He opened the show with an old song titled “Idaho,” from his 2006 album The Animal Years, which led into “Birds of the Meadow” from Sermon on the Rocks. As one of the new songs he seemed to have experimented with style-wise, it felt eerie and almost rocker-ish.
The next song he played, “Young Moses,” was more like his old music, though. It was a bit faster than I remembered, but it achieved a certain pulse and vibration that satisfied the audience. People bobbed their heads and moved freely while the folksy beat pulled them along.
Early on, he mixed a rendition of Kanye West’s “No Church in the Wild” into his music, starting off quiet, tranquil and mountain-esque before taking a louder, bang-ier turn. I preferred it at the start.
He then tackled “Cumberland” and “Henrietta, Indiana” — both stomping, country beats, slightly evocative of Lyle Lovett or John Mellencamp. Then, during “Where the Night Goes,” I began to feel a void. I began to feel like the loud, full band (however talented and in-sync) was taking away from his music.
While the crowd consistently responded well to his newer songs, they exploded when he slid in some of his earlier music. They went wild when he opened with “Idaho” and closed with “Good Man,” both off his 2006 album The Animal Years, and exalted later on for “Right Moves,” “The Temptation of Adam” and “To the Dogs of Whoever” from The Historical Conquests of Josh Ritter (2007).
“Snow is Gone” and (especially) “Kathleen” from Hello Starling (2003) may have been his biggest hits of the night. Both were more folk, less rock.
Wrapping “Kathleen” up around 10 p.m., Ritter shouted, “This is a dream come true, Chicago. Thank you very much!” and did a little happy dance.
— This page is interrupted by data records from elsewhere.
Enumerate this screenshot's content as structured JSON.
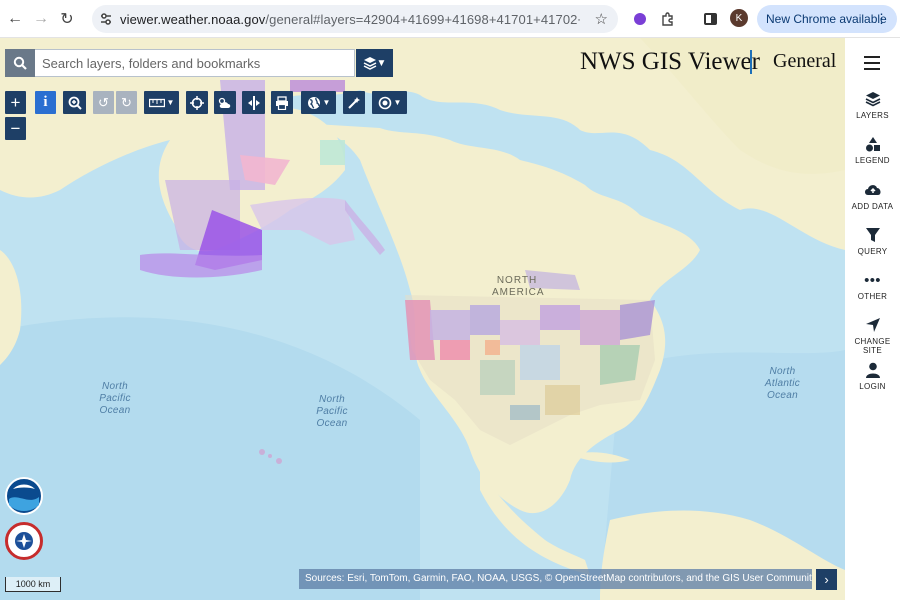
{
  "browser": {
    "url_domain": "viewer.weather.noaa.gov",
    "url_path": "/general#layers=42904+41699+41698+41701+41702+41703+...",
    "update_label": "New Chrome available",
    "avatar_letter": "K"
  },
  "app": {
    "title": "NWS GIS Viewer",
    "subtitle": "General"
  },
  "search": {
    "placeholder": "Search layers, folders and bookmarks"
  },
  "sidebar": {
    "items": [
      {
        "label": "LAYERS",
        "icon": "layers-icon"
      },
      {
        "label": "LEGEND",
        "icon": "legend-icon"
      },
      {
        "label": "ADD DATA",
        "icon": "cloud-upload-icon"
      },
      {
        "label": "QUERY",
        "icon": "filter-icon"
      },
      {
        "label": "OTHER",
        "icon": "more-icon"
      },
      {
        "label": "CHANGE SITE",
        "icon": "location-arrow-icon"
      },
      {
        "label": "LOGIN",
        "icon": "user-icon"
      }
    ]
  },
  "map": {
    "labels": {
      "north_america": "NORTH\nAMERICA",
      "north_pacific_left": "North\nPacific\nOcean",
      "north_pacific_center": "North\nPacific\nOcean",
      "north_atlantic": "North\nAtlantic\nOcean"
    },
    "scale": "1000 km",
    "attribution": "Sources: Esri, TomTom, Garmin, FAO, NOAA, USGS, © OpenStreetMap contributors, and the GIS User Community"
  },
  "colors": {
    "ocean": "#bfe2f1",
    "land": "#f3efcf",
    "toolbar": "#1e3f66"
  }
}
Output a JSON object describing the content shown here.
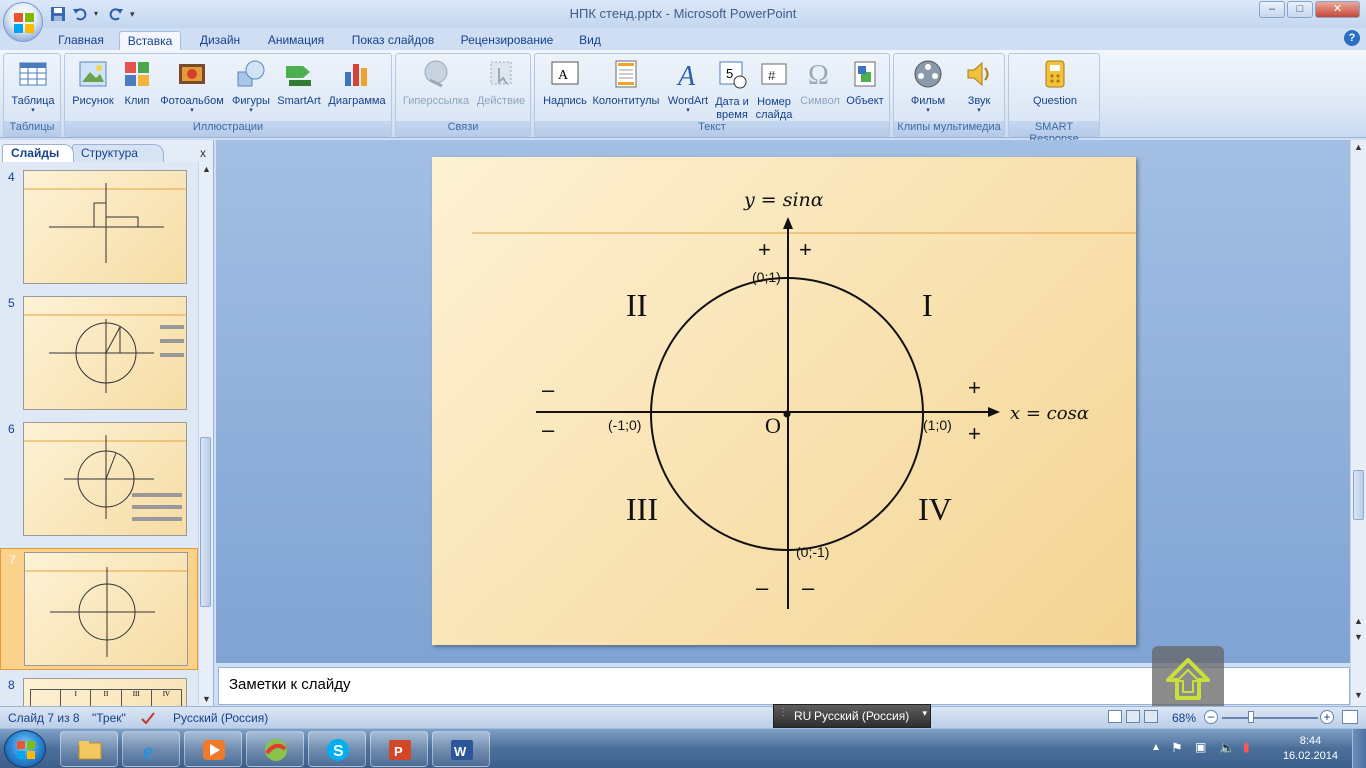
{
  "window": {
    "title": "НПК стенд.pptx - Microsoft PowerPoint",
    "buttons": {
      "minimize": "–",
      "maximize": "□",
      "close": "✕"
    }
  },
  "tabs": [
    {
      "label": "Главная"
    },
    {
      "label": "Вставка",
      "active": true
    },
    {
      "label": "Дизайн"
    },
    {
      "label": "Анимация"
    },
    {
      "label": "Показ слайдов"
    },
    {
      "label": "Рецензирование"
    },
    {
      "label": "Вид"
    }
  ],
  "ribbon": {
    "groups": [
      {
        "label": "Таблицы",
        "buttons": [
          {
            "label": "Таблица",
            "icon": "table-icon"
          }
        ]
      },
      {
        "label": "Иллюстрации",
        "buttons": [
          {
            "label": "Рисунок",
            "icon": "picture-icon"
          },
          {
            "label": "Клип",
            "icon": "clipart-icon"
          },
          {
            "label": "Фотоальбом",
            "icon": "photo-album-icon"
          },
          {
            "label": "Фигуры",
            "icon": "shapes-icon"
          },
          {
            "label": "SmartArt",
            "icon": "smartart-icon"
          },
          {
            "label": "Диаграмма",
            "icon": "chart-icon"
          }
        ]
      },
      {
        "label": "Связи",
        "buttons": [
          {
            "label": "Гиперссылка",
            "icon": "hyperlink-icon",
            "disabled": true
          },
          {
            "label": "Действие",
            "icon": "action-icon",
            "disabled": true
          }
        ]
      },
      {
        "label": "Текст",
        "buttons": [
          {
            "label": "Надпись",
            "icon": "textbox-icon"
          },
          {
            "label": "Колонтитулы",
            "icon": "header-footer-icon"
          },
          {
            "label": "WordArt",
            "icon": "wordart-icon"
          },
          {
            "label": "Дата и время",
            "icon": "date-time-icon"
          },
          {
            "label": "Номер слайда",
            "icon": "slide-number-icon"
          },
          {
            "label": "Символ",
            "icon": "symbol-icon",
            "disabled": true
          },
          {
            "label": "Объект",
            "icon": "object-icon"
          }
        ]
      },
      {
        "label": "Клипы мультимедиа",
        "buttons": [
          {
            "label": "Фильм",
            "icon": "movie-icon"
          },
          {
            "label": "Звук",
            "icon": "sound-icon"
          }
        ]
      },
      {
        "label": "SMART Response",
        "buttons": [
          {
            "label": "Question",
            "icon": "question-icon"
          }
        ]
      }
    ]
  },
  "left_panel": {
    "tabs": [
      "Слайды",
      "Структура"
    ],
    "close": "x",
    "thumbnails": [
      {
        "number": "4"
      },
      {
        "number": "5"
      },
      {
        "number": "6"
      },
      {
        "number": "7",
        "selected": true
      },
      {
        "number": "8"
      }
    ],
    "slide8_headers": [
      "I",
      "II",
      "III",
      "IV"
    ]
  },
  "slide": {
    "y_axis_label": "y = sinα",
    "x_axis_label": "x = cosα",
    "origin": "O",
    "points": {
      "top": "(0;1)",
      "bottom": "(0;-1)",
      "left": "(-1;0)",
      "right": "(1;0)"
    },
    "quadrants": {
      "q1": "I",
      "q2": "II",
      "q3": "III",
      "q4": "IV"
    },
    "signs": {
      "top_left": "+",
      "top_right": "+",
      "bottom_left": "–",
      "bottom_right": "–",
      "left_top": "–",
      "left_bottom": "–",
      "right_top": "+",
      "right_bottom": "+"
    }
  },
  "notes": {
    "placeholder": "Заметки к слайду"
  },
  "status": {
    "slide_counter": "Слайд 7 из 8",
    "theme": "\"Трек\"",
    "language": "Русский (Россия)",
    "zoom": "68%"
  },
  "language_bar": {
    "code": "RU",
    "label": "Русский (Россия)"
  },
  "taskbar": {
    "apps": [
      "explorer-icon",
      "ie-icon",
      "media-player-icon",
      "orb-icon",
      "skype-icon",
      "powerpoint-icon",
      "word-icon"
    ],
    "time": "8:44",
    "date": "16.02.2014"
  },
  "colors": {
    "accent": "#2a6fc4",
    "slide_bg": "#f9e3b3",
    "selected_thumb": "#fbd28c"
  }
}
He finally got to his new album’s single, “Ready to Get Down” — the epitome of his chatty, quick-paced, nearly rap-like style. Then, after “Homecoming,” (arguably his most popular from the new album, judging from the audience’s reaction), the band left the stage.
Standing and begging, the crowd called him back out — this time solo. He delicately picked at his guitar, singing “Change of Time” from his 2010 album So Runs the World Away, and finally, I heard what I had been missing the entire time: the words, his eccentric voice.
Once finished, his band came back onstage, bringing along loud noise and suppressing his lyrics again. After a third encore of sorts, audience members flooded the streets around 10:30 p.m.
Throughout the night, the band boasted power and abruption — crescendos and decrescendos and fermatas, oh my. But his lyrics boast depth. His lyrics are the best (and, perhaps most legendary) component of his songs. And they were drowned out and unheard.
But forgotten? I don’t think so. At one point, during a guitar solo, Ritter knelt down on the stage, facing the keyboardist (also his producer) almost like he was praying, paying tribute to the religious metaphors in his songs and the small-town, blue-collar, American lyrics he writes — however hushed they might have been.